Pollution created during construction of high-speed train systems in other countries prompted some international experts to question the overall air-quality improvements claimed by backers of the technology.
In studying European high-speed train projects, Spanish scholar Ginés de Rus of the University of Las Palmas said in the Journal of Benefit-Cost Analysis that "the environmental effect of the HSR technology is particularly acute in the construction phase."
De Rus' article earlier this year reported that "the negative environmental effects of the construction of a new HSR have to be compared with the reduction [of pollution from] road and air transport when passengers shift to HSR."
Over the long term, "high-speed rail is under most circumstances likely to reduce greenhouse gases from traffic compared to a situation when the line was not built," Swedish researcher Per Kagenson declared in a 2009 paper for the International Transport Forum. "The reduction, though, is small and it may take decades for it to compensate for the emissions caused by construction."
Other consequences
The rail authority believes its estimates may, in fact, understate the potential air-quality benefits because the figures don't count the agency's plans to buy electricity only from renewable sources -- solar, wind, biomass, geothermal and small hydroelectric dams -- to power the trains. Avoiding electricity generated by burning fossil fuels like natural gas or coal will enhance the air-pollution reductions, officials said.
But critics say the environmental reports for the valley rail segments ignore other potential air-pollution effects.
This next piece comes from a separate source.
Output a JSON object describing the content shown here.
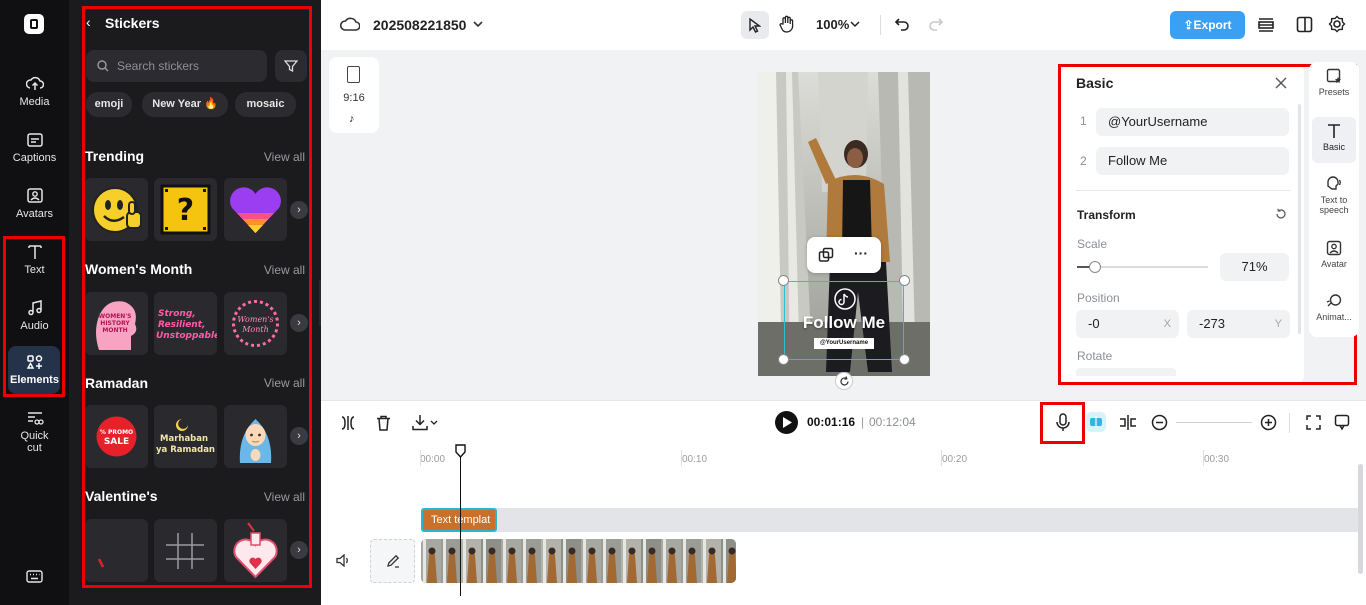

E.J. deJong, a Hanford farmer and dairyman, said the rail line bisecting his property will close Lansing Avenue and add about eight miles to each round trip his trucks must drive to get back and forth between his farm fields on one side of the tracks and his dairy on the other side.
"Just for our silage harvest, that's going to be at least 3,000 extra gallons of diesel a year," deJong said. "That's a lot of trucks, and they're not very fuel efficient when fully loaded."
DeJong added that his calculations don't include other farming operations on his property, including the trucks used to spread manure on the fields and trips by tractors and other equipment -- all using fuel and all producing emissions. Nor do they include other farmers up and down the line who will be similarly affected, he said.
The city of Chowchilla is also worried about dust and valley fever -- a fungal infection of the lungs caused by spores in the soil -- kicked up by dozens of trains flying through the region each day.
The trains have "the potential to create near hurricane-force winds with trains traveling at 220 mph," Chowchilla Mayor David Alexander wrote in a letter to the rail authority. "Such forces will certainly cause particles to fly" and create dust-devils -- the small, dusty summer whirlwinds that blow across valley fields.
"Research on the effects of dust devils indicates that the frequency of valley fever is among the by-products of such wind-driven phenomena," Alexander added.
Even the Sierra Club, which supports the project, is concerned about pollution from growth that might be spurred by the trains and stations.
"If we can reduce our impacts on the air-quality problem of the San Joaquin Valley, we would be delighted," local Sierra Club representative Gary Lasky of Fresno said at a rail authority hearing last month in Fresno.
But "there could be growth-inducing impacts with people wanting to move into the San Joaquin Valley and build housing here because they could effectively commute to other cities," Lasky added. "We welcome that [growth], but we don't welcome the impacts on air quality and local traffic. We need to know more."